In most normal encyclopedias, articles are written by people who are experts on the subjects they are writing about. In other words, you wouldn’t expect to find articles on subjects such as Alternative Medicine; Megavitamin therapy; Naturopathic medicine and Orthomolecular medicine being written by orthodox doctors and proponents of pharmaceutical medicine. On Wikipedia however, with a small number of exceptions, literally anyone who visits the site can edit any article. As a result, its articles on non-pharmaceutical forms of medicine tend to be written from a highly sceptical standpoint and are effectively “policed” by editors exhibiting a strong and open bias towards pharmaceutical medicine.

Is MastCell David H. Gorski?

One example of such an editor is a Wikipedia Administrator known as ‘Mastcell’, who, right from his very first edits in August 2006, made it immediately apparent that his primary interest and knowledge base – and probably even his career – centers around the practice of pharmaceutical-based medicine.

A member of Wikipedia’s WikiProject Medicine, the first article Mastcell edited was on bone marrow examination. After this he moved on to contributing to articles on pharmaceutical drugs such as Dasatinib; Vinblastine; Doxorubicin; Bleomycin and Dacarbazine; and to articles on medical specialities including bone marrow; hypernatremia; flow immunophenotyping; anatomical pathology; the history of cancer chemotherapy; chemotherapy; blood transfusion and transfusion reaction; Hodgkin's lymphoma; hemolytic disease of the newborn; sickle-cell disease; thrombotic thrombocytopenic purpura; non-Hodgkin lymphoma; melanoma; acute myeloid leukaemia; myelodysplastic syndrome; granulocytic sarcoma; chronic myelogenous leukaemia; leukemoid reaction; neutrophilia; myeloperoxidase; ischemic colitis; hematopoietic stem cell transplantation and esophageal varices, amongst others.

Mastcell’s other early contributions to Wikipedia included creating the page on exchange transfusion (the medical treatment in which a person's red blood cells or platelets are removed and replaced with transfused blood products); adding the logo to the article on the Fred Hutchinson Cancer Research Center; and editing the article on pharmaceutical marketing. All things considered, therefore, it’s difficult to imagine somebody less suitable to edit the Wikipedia article on Dr. Rath.
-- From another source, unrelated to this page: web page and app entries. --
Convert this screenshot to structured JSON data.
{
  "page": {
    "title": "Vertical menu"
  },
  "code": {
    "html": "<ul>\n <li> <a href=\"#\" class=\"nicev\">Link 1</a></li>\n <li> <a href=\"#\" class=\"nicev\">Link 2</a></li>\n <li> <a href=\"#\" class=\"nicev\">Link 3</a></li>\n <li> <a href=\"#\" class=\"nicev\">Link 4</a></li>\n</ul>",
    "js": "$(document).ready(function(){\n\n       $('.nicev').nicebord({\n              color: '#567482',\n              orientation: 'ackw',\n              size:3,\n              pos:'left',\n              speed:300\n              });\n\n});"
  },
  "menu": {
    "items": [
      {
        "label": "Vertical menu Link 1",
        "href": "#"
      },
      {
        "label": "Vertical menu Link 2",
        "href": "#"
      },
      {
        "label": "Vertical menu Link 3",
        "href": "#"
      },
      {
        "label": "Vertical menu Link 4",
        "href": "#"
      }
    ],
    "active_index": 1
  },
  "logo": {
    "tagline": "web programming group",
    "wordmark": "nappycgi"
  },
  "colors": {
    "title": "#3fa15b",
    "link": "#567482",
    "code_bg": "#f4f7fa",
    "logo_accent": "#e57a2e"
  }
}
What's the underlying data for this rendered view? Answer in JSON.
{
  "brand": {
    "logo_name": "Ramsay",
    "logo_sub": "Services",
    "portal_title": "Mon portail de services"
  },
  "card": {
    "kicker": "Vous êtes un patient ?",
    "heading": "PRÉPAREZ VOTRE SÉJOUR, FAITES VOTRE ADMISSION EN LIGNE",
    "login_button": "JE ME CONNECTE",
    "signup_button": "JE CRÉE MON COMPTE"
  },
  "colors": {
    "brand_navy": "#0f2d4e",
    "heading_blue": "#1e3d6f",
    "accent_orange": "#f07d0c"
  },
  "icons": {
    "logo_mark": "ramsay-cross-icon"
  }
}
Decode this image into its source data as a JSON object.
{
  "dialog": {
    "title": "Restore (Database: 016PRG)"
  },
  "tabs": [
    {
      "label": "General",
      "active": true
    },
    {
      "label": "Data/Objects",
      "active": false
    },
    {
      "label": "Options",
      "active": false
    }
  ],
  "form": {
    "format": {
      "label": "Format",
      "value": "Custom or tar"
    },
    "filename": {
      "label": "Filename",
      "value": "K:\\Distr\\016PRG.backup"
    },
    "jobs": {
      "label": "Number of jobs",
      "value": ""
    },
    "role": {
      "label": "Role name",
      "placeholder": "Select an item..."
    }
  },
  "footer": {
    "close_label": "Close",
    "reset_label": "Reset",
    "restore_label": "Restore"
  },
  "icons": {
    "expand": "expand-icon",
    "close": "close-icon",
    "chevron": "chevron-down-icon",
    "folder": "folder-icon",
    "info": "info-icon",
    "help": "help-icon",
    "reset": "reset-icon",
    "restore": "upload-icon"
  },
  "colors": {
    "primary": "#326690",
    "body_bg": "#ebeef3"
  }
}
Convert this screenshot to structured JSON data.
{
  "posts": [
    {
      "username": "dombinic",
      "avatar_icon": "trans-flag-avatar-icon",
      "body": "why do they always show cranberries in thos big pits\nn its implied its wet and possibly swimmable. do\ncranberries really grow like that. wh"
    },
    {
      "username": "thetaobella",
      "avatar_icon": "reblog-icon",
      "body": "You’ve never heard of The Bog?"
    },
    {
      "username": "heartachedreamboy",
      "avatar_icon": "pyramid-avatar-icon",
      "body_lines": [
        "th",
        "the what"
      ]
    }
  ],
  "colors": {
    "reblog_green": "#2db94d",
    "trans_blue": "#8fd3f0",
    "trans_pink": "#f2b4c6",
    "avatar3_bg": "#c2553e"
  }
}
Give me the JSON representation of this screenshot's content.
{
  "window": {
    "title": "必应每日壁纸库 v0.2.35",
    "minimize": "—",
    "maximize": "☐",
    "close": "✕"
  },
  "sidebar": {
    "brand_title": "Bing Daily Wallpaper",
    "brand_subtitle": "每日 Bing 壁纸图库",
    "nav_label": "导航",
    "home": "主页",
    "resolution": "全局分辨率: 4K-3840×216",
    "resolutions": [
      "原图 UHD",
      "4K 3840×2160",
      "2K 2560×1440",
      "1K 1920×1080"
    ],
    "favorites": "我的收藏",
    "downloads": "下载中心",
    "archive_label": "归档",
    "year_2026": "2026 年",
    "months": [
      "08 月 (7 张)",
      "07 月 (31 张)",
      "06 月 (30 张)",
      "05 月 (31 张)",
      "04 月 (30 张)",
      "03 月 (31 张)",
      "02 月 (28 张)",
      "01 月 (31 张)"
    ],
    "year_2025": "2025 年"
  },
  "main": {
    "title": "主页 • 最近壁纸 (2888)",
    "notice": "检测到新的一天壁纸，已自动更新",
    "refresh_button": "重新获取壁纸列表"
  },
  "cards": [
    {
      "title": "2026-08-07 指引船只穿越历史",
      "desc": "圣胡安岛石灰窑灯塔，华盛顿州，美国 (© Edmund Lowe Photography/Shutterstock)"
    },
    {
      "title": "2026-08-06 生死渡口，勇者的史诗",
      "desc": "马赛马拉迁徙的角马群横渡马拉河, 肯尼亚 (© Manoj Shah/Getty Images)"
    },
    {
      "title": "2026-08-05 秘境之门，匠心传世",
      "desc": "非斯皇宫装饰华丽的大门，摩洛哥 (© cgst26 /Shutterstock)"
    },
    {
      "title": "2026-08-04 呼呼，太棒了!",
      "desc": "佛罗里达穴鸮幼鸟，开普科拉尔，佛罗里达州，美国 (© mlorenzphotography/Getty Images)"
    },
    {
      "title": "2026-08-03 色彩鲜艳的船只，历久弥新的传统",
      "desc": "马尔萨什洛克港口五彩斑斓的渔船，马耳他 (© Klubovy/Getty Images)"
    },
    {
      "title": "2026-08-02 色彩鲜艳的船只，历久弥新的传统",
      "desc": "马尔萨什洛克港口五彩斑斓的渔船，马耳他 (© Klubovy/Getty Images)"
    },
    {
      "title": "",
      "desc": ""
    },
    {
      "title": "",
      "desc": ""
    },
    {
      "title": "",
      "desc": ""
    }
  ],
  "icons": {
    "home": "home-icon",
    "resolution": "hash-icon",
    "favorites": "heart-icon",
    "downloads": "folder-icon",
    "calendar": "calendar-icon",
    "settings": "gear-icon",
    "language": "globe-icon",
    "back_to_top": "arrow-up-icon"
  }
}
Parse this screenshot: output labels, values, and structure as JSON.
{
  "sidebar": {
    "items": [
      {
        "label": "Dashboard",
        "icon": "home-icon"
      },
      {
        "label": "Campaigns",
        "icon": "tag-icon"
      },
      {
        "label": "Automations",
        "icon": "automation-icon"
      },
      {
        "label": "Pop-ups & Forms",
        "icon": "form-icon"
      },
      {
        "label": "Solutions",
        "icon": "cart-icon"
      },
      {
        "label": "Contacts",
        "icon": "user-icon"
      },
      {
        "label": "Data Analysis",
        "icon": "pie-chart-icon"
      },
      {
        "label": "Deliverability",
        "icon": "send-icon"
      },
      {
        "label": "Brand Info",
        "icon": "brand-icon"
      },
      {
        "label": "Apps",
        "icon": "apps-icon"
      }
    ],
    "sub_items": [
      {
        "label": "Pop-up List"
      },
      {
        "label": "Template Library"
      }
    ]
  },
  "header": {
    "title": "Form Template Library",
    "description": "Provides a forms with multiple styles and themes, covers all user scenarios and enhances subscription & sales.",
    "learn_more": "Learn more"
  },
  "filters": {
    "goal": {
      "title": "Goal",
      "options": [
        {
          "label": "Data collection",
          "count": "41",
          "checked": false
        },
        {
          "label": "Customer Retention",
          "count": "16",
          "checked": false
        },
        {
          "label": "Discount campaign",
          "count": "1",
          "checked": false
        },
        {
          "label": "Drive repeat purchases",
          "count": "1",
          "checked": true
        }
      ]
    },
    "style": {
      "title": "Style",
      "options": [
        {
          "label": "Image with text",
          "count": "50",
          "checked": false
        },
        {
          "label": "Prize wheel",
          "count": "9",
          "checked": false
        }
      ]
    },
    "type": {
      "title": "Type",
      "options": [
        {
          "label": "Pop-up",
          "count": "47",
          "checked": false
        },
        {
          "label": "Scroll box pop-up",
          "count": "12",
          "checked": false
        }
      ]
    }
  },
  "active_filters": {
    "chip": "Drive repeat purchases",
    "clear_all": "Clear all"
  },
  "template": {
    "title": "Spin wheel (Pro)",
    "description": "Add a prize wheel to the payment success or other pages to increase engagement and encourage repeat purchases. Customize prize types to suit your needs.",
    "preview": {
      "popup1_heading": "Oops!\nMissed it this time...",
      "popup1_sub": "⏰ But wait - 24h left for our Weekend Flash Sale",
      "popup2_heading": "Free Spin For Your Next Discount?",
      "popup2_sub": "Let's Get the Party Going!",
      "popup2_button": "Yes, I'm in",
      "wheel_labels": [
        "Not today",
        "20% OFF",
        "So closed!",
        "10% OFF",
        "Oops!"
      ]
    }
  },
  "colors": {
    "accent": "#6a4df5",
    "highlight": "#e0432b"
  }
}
Mastcell began editing the article on Dr. Rath on August 31, 2006, when, amongst other things, he used it to accuse Dr. Rath of being an AIDS denialist. This was an absurd accusation, of course, as Dr. Rath has never denied the existence of the human immunodeficiency virus (HIV).

Since then, MastCell has pointedly removed references in the article to statements made by Dr. Rath himself, despite the fact that in some cases Wikipedia’s guidelines on biographies of living persons clearly permit these.

Perhaps most notably of all, MastCell has also removed reference in the article to a court judgement given in Cape Town, South Africa, in March 2006 in which the judge explicitly stated that he was not persuaded that the following statements about the Treatment Action Campaign (TAC) were defamatory:

Significantly, therefore, following our publishing, in August 2008, of an article about Wikipedia in which we suggested that MastCell could perhaps be David H. Gorski – currently a surgical oncologist at the Barbara Ann Karmanos Cancer Institute in Michigan, United States – MastCell admitted that he’d been “outed” and has since announced on his Wikipedia talk page that he is “stepping back from most administrative matters for the foreseeable future”.

But stepping back to what? His job in Michigan as a surgical oncologist? If so, one thing’s for sure in that he’s sure spent a lot of time away from it. An analysis of the hours MastCell works on Wikipedia would appear to suggest that whoever is paying him is very sympathetic towards his spending time away from his job. Either that, or perhaps editing Wikipedia is his job…